Talk summary: Digital Manufacturing (DM) – of which 3D-Printing is an example – has been applied with great success to improve design efficiency and part performance in the automobile industry, aeronautics, microelectronics, architecture, sportswear, and biomedical implants, among others. However, by comparison with other manufacturing fields, microfluidics has been slow to adopt DM. Microfluidic chips are still designed largely from scratch, the materials (usually thermoset or thermoplastic polymers) are often manually poured into a mold to form 2D-layer replicas, and the mold replicas are manually aligned and bonded to form the final device. The production of microfluidic devices by micromolding, while being optimized for mass manufacturing, cannot be optimized at the same time for design variety. These limitations are difficult for researchers to assimilate because micromolding has been the prevalent mode of microfluidics manufacturing for over two decades. On the other hand, the economics of DM are well-suited for microfluidics because, as opposed to molding approaches, the cost per device does not scale up with its 3D complexity (“complexity is free”) and is insensitive to the size of the production batch, i.e. DM is ideal for project customization (“variety is free”). We are developing microfluidic devices through stereolithography (SL), a form of 3D-Printing, in order to make microfluidic technology readily available via the web to biomedical scientists. We have developed microfluidic devices by SL in PEG-DA-based resins with automation and biocompatibility ratings similar to those made with PDMS.
GLORI was founded in 2009 by MD Mr Dominic Meek and Prof Matt Dalby to encourage collaboration between between the basic sciences, applied sciences, engineering and clinic. The focus of this biannual event is to discuss research ideas and their potential clinical translation to deliver the next-generation of orthopaedic care.
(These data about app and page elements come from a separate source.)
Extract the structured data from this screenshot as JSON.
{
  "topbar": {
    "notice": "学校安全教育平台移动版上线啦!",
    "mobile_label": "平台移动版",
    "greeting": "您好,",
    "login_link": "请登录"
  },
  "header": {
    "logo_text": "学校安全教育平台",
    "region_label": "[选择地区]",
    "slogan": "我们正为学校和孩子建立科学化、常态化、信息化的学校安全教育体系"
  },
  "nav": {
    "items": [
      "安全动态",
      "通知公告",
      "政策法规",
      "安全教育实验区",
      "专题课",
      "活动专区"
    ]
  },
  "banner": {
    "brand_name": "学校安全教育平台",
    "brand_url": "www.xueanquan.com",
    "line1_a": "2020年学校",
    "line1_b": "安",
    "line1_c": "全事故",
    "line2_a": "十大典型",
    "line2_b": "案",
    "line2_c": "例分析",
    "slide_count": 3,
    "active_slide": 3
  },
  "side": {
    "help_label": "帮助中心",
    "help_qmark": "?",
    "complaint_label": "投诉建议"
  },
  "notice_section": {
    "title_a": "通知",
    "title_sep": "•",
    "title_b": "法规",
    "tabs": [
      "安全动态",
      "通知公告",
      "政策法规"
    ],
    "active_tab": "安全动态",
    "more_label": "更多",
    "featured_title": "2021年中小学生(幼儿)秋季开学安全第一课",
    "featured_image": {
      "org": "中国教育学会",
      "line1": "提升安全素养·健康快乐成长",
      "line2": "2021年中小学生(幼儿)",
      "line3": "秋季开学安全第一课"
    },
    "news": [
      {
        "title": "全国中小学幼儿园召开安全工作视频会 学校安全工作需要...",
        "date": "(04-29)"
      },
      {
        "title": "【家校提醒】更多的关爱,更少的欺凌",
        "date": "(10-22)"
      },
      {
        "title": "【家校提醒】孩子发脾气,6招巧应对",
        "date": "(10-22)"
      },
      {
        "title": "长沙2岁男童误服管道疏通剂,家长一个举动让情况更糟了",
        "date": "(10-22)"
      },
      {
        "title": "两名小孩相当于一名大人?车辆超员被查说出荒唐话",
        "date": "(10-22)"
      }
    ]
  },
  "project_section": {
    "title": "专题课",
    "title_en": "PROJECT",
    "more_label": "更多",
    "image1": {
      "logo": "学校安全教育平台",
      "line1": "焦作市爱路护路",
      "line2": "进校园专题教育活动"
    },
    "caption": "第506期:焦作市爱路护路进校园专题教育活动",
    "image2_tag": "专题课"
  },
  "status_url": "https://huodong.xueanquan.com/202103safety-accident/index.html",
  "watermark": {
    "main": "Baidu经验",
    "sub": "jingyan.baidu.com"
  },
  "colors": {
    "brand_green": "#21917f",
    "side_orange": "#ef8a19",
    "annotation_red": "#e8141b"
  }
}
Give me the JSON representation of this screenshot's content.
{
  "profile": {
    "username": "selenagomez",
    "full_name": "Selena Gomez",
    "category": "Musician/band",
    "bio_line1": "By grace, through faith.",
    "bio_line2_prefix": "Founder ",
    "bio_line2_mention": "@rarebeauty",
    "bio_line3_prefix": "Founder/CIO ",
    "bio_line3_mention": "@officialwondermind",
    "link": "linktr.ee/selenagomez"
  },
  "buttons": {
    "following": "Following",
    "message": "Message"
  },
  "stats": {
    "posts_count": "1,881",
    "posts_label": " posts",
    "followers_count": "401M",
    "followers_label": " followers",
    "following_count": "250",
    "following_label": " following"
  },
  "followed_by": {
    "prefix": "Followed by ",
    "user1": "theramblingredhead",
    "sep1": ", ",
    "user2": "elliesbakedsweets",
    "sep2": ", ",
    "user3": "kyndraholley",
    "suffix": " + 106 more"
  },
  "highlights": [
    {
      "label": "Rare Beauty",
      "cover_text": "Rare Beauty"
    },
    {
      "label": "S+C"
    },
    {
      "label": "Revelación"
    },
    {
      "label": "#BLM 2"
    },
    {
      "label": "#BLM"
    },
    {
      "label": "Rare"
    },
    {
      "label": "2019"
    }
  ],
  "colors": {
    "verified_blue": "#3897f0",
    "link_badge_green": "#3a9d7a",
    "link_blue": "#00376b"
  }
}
It combines expertise from orthopaedic surgeons, biologists, engineers and chemists from Glasgow and Strathclyde Universities.